This is a great question! There is no specific textual evidence to definitively say yes or no, but it makes for an interesting discussion of the subtext of the play and what a director can do with looks, actions, timing, etc. to convey her knowledge or lack thereof.
Based on the actual text of the play there is no direct statement that she knows anything is amiss with the cup of wine. For the king to have the cups out and to toast to his son would be standard form for the day, and his putting the "union" -- a very large pearl which he claims 4 kings before him wore in the crown -- in the cup of wine would have been a typical way to pass along the additional reward. It is kind of like a man putting the diamond engagement ring in the glass of champagne at the proposal. These actions aren't all that suspicious. Hamlet turns down the initial offer of a drink, and after the second touch by Hamlet it looks like Hamlet is going to win the fencing match. At this point, Hamlet has been working hard and looks thirsty and sweaty. Gertrude notices this and takes the cup and her napkin (handkerchief) to Hamlet. The sequence of the lines really matters here: first she says "The queen carouses to thy fortune, Hamlet." This means that she is lifting the cup in a toast to him. He acknowledges the toast with saying, "Good madam!" The next line is Claudius's; he says, "Gertrude do not drink." This implies that she is just about ready to take a drink herself and she makes a sharp, potentially brash reply when she responds, "I will, my lord; I pray you pardon me." This line could be delivered sarcastically, implying that she is enjoying her willful defiance of the Claudius's command, thus showing Hamlet that she is doing what he wants and trying to stay away from or stand up to Claudius. No matter how the line is delivered however, the next implied action of the play is that she offers the cup to Hamlet who tells her, "I dare not drink yet, madam; by-and-by." If she had known that the cup was poisoned, I don't think she would have risked offering it to him if there was any chance he would have taken it from her.
Once she starts to feel the effects of the poison her dying words are a warning directly to Hamlet that the cup was poisoned.
Now to the supposition that perhaps she knew. Could she have been suspicious of Claudius's suggestion of the duel and his glowing praise for Hamlet's fencing abilities? Sure. Could she have noticed that Claudius drank from the cup and then put the union in? Sure. Could she have found it odd or suspicious that Claudius warned her not to drink for the cup, so she did so that Hamlet wouldn't? Sure.

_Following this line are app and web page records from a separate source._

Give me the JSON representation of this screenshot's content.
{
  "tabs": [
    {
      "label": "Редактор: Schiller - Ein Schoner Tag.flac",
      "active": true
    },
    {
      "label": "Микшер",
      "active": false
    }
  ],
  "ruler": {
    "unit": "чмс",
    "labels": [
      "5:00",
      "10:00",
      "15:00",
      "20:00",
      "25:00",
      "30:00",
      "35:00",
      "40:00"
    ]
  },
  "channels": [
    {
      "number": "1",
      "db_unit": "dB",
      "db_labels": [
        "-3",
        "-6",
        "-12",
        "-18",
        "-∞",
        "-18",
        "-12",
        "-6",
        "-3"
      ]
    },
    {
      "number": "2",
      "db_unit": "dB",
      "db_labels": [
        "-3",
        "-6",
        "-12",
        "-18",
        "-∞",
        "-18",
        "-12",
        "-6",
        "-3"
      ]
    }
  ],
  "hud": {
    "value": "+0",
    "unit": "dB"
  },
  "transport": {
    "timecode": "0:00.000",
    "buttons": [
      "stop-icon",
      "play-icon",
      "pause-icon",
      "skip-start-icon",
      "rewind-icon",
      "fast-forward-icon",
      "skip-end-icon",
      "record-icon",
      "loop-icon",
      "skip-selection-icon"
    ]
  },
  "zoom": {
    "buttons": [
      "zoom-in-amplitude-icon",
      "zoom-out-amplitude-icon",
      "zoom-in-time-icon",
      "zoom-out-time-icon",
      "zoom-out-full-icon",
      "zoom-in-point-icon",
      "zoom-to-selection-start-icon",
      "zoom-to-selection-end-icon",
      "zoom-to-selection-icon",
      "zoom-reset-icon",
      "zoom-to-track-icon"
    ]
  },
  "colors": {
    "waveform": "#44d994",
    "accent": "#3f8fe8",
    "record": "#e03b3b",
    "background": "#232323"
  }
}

A director of the play can only have those ideas played out with facial expressions on the queen's face, and perhaps the pace and timing of the delivery of the lines. Shakespeare never wrote explicit stage directions, so the reader has to read the intent of the lines with great care.